Prof. Akirav has completed hers PhD from the University of Haifa and postdoctoral studies from the Weizmann Institute of Science in Israel. She is the director of the learning and Mmeory lab since 2006 at the department of Psychology, University of Haifa.

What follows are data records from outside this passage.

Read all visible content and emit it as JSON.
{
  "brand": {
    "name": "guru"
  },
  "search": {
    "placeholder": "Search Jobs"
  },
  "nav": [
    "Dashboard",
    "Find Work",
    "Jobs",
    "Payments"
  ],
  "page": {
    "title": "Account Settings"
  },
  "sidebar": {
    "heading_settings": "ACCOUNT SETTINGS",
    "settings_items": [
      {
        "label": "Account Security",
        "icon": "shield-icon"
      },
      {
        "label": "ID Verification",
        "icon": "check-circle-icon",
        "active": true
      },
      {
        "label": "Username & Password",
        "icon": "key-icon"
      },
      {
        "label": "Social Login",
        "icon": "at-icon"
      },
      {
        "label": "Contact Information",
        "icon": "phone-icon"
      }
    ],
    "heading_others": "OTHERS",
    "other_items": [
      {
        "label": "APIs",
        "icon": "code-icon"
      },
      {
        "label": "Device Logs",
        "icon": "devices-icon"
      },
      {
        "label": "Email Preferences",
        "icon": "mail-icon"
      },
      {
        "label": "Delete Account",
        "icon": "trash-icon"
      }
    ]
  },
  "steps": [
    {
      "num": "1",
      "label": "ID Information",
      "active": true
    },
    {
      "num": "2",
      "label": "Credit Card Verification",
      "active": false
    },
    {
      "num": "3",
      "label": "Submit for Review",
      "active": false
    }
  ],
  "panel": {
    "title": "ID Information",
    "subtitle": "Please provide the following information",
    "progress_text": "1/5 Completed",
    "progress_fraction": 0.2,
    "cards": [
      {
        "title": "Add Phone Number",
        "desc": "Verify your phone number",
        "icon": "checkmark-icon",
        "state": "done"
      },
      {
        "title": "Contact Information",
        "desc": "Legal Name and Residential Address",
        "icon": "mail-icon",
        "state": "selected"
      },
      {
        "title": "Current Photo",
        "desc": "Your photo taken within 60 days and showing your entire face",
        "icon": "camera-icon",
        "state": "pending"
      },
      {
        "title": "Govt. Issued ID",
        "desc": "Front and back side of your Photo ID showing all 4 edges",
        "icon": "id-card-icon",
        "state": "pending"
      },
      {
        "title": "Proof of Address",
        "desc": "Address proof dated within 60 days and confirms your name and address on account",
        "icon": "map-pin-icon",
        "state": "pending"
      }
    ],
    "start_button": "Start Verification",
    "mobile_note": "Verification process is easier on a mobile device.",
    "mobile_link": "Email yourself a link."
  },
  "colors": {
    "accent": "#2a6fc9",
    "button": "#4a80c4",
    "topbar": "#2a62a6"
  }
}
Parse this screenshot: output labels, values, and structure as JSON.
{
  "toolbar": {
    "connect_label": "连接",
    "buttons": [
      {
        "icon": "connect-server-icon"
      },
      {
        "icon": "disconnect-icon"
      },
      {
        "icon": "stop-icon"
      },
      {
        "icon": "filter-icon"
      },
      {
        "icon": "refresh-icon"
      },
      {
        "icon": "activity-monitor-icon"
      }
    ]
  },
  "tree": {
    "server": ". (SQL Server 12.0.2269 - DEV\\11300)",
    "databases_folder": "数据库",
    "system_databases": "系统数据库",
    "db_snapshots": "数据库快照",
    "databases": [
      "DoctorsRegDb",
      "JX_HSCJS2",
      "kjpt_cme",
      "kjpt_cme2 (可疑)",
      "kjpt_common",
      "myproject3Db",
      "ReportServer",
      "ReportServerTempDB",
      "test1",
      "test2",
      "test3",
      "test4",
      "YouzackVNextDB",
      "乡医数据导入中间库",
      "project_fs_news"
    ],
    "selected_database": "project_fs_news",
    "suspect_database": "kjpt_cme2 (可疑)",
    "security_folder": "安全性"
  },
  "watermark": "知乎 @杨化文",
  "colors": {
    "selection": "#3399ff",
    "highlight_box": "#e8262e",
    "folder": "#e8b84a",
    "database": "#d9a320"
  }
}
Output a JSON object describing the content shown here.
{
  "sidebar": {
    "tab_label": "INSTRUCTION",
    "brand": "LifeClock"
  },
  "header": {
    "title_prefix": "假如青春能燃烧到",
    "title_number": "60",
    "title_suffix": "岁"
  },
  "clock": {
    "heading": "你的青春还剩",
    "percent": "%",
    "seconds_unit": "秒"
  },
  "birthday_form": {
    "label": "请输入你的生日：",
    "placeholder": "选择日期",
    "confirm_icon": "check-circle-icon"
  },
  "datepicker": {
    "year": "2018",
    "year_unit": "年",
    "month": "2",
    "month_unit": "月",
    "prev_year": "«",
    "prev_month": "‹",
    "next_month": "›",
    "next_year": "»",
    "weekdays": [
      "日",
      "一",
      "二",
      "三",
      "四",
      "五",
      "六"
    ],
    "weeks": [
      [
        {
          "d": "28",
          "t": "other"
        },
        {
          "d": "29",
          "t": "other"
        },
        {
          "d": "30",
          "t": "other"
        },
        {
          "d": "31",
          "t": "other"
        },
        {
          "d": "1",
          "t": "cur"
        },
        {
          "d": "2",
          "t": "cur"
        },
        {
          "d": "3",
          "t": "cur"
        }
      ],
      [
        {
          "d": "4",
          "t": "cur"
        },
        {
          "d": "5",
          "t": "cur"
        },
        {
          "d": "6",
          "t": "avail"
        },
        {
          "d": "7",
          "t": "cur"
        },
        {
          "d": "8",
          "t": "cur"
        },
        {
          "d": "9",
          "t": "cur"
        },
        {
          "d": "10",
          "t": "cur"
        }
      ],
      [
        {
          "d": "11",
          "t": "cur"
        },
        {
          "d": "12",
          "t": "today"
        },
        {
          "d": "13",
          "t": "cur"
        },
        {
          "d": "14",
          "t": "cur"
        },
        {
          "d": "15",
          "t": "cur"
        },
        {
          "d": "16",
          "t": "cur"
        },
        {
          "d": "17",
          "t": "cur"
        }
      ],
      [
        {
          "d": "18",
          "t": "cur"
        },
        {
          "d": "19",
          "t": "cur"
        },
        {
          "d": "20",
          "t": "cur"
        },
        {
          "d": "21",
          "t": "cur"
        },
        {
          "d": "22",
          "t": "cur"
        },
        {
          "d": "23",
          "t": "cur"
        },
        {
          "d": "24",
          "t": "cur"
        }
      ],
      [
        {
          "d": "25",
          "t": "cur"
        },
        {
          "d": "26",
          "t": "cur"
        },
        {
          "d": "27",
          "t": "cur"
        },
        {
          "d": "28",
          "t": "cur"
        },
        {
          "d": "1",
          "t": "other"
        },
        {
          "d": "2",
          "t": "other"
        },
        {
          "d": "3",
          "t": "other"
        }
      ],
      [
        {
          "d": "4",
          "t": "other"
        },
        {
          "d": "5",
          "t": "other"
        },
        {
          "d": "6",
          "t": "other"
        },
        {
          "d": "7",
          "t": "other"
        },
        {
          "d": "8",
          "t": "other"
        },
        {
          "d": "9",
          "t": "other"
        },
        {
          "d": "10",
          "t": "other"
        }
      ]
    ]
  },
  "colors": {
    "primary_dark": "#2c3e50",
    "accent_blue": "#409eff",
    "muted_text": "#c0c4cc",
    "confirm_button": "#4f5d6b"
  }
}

The formation of a fear memory following a traumatic event is an important mechanism for the subsequent development of post-traumatic stress disorder (PTSD). PTSD is different from other psychiatric disorders, in that it has a very clear point of onset. Hence, it seems that what we do in the first few hours after exposure to the traumatic event might have the potential to dramatically alter the trajectory of PTSD. We aimed to examine whether intervention in the first few hours after trauma exposure using cannabinoids would prevent stress-induced alterations in extinction and plasticity. Maladaptive synaptic plasticity processes in response to specific external challenges are believed to underlie disorders such as PTSD. Growing attention has been focused on striatal plasticity which regulates mood and motivation, as well as fear-related behaviors after stress exposure. We show that exposure to an emotional trauma impairs extinction and plasticity in the fear circuit (hippocampus, nucleus accumbens and amygdala) and that these effects are prevented by enhancing endocannabinoid signalling. The preventive effects were found to be associated with alterations in cannabinoid CB1 and glucocorticoid receptors (GR) in the brain's fear circuit.